The way the book is written however, seems to provide a decent (if a bit long) introduction to the author, his life and overall works. Then, included are twenty of his various short stories, prose, and poetry for the reader to peruse. The collection has quiet a few engaging gems, which evoke tales akin to something like the “Arabian Nights” collection, including “Rajah and the Tiger” – an adventure involving a harrowing tiger hunt for the protagonist, “The Ghost of Mohammad Din,” which unveils an unsolved mystery behind an eerie specter, “The Animated Sword”, and a prose offering in “The Infernal Star” – which seemed like a promising beginning to a future work, but was (unfortunately) unfinished. There were others I was equally impressed by that lent more to his style of writing in the latter part of his career, including a six scene drama called “The Dead Will Cuckold You”, “House of the Monoceros” and “Dawn of Discord.” Some of the works read a bit rough, but there are strokes in the offerings that show very imaginative and vivid ventures into fantastical realms.
Yet where the gems in this collection were concerned, there were also several ones where the offerings could’ve amounted to much more. I’m not so sure that offerings like “Something New” and “The Perfect Woman” ever amounted to much, because neither of them (and I enjoy romantic short fiction very much) developed into a full story for me to connect with them. And the characterizations with them felt quite bland.

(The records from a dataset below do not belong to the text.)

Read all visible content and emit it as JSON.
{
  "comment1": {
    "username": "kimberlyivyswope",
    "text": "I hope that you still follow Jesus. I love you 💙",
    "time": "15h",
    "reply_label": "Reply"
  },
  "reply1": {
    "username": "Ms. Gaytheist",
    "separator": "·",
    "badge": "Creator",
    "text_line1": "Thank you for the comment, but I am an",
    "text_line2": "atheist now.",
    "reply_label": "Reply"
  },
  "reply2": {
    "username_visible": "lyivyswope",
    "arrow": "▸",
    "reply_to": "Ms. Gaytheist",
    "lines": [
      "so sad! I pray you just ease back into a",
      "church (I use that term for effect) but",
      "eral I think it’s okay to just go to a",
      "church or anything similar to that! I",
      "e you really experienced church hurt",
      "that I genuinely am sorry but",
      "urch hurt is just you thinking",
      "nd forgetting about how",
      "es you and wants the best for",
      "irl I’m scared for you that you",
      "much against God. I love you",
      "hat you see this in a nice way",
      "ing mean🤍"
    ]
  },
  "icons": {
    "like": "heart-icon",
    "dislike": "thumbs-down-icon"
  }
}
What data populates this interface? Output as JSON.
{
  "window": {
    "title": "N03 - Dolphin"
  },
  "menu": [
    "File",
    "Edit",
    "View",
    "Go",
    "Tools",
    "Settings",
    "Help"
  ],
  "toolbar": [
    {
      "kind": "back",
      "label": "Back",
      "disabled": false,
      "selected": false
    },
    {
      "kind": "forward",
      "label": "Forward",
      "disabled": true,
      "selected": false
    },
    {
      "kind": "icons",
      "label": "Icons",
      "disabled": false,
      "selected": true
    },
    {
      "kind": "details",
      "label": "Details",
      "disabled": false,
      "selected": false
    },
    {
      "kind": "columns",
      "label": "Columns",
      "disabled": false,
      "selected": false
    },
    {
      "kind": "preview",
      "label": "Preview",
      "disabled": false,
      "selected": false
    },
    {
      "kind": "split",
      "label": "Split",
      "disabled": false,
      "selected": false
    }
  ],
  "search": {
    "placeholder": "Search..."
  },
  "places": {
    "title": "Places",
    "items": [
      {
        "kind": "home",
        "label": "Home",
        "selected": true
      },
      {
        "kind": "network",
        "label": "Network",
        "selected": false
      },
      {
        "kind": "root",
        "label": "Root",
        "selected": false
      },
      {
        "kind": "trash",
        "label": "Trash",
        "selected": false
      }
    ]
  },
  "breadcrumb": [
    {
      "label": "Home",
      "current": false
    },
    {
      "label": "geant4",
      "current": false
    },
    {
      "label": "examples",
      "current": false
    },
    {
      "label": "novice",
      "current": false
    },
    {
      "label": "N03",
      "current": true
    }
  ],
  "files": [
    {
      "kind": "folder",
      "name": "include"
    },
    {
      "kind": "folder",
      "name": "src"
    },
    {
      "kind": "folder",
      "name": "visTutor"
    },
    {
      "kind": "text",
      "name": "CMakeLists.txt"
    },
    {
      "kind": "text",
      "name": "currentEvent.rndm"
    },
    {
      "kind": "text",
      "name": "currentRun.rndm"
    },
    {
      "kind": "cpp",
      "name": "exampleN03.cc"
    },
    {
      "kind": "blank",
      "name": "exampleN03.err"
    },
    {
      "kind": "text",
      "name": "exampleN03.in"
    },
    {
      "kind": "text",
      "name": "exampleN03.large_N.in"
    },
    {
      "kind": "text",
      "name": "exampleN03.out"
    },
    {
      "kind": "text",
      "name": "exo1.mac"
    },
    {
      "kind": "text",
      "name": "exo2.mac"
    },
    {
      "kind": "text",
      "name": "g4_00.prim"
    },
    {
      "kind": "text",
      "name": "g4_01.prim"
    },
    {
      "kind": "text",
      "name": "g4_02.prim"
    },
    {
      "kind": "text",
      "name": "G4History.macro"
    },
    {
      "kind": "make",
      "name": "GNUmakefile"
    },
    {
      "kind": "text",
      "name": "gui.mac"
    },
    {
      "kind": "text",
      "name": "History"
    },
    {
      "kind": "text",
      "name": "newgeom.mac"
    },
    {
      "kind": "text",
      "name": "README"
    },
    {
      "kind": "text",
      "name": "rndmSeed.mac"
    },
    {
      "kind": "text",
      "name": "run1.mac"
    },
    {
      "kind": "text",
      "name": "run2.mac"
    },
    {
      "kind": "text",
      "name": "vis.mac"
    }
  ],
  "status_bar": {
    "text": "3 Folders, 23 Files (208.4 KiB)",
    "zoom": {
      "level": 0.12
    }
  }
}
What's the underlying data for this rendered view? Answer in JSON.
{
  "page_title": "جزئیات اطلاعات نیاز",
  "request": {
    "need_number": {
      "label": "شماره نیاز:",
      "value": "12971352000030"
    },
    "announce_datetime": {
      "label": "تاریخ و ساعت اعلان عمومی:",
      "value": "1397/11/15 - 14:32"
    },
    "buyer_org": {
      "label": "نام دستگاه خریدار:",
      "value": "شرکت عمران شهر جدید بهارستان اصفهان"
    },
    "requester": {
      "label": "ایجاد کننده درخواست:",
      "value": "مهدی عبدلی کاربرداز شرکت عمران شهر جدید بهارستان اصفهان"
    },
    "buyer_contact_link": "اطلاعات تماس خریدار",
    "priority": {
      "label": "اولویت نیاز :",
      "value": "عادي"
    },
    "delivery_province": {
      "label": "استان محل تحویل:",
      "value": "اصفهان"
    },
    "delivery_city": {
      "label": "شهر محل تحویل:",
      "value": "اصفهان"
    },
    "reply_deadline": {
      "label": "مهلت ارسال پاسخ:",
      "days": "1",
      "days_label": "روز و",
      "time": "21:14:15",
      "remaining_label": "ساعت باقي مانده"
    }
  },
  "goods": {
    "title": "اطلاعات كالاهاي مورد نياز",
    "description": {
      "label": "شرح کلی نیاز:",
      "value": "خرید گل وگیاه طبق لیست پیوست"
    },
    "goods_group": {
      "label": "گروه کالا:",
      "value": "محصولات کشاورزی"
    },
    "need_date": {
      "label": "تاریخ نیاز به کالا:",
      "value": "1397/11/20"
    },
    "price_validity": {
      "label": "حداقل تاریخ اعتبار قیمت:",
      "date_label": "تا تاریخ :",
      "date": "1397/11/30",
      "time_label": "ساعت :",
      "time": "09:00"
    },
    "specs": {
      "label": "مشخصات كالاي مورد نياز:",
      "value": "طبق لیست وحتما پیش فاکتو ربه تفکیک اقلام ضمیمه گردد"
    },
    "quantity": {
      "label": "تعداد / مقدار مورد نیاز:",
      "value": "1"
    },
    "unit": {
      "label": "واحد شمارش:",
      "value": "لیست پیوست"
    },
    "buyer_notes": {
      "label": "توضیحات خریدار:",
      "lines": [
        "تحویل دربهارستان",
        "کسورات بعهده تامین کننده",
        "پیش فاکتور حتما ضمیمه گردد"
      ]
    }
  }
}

But I reinterate that these stories were penned primarily before the author’s career best, so I may not have as much of an appreciation of them as someone who wants to look into where Smith began and developed gradually over time.
The primary audience for “Miscellaneous Writings” seems to be those who are familiar with his works, and I would think that audience would probably enjoy this collection even more than myself, but taking it for what it is, and reading it through on my own, I actually enjoyed this glimpse into the developing writer Smith became, and it pushes me enough to satiate my curiosity into the author’s larger contributions.
Overall score: 3.5/5
Note: I received this as an ARC from Netgalley, via the publisher Night Shade Books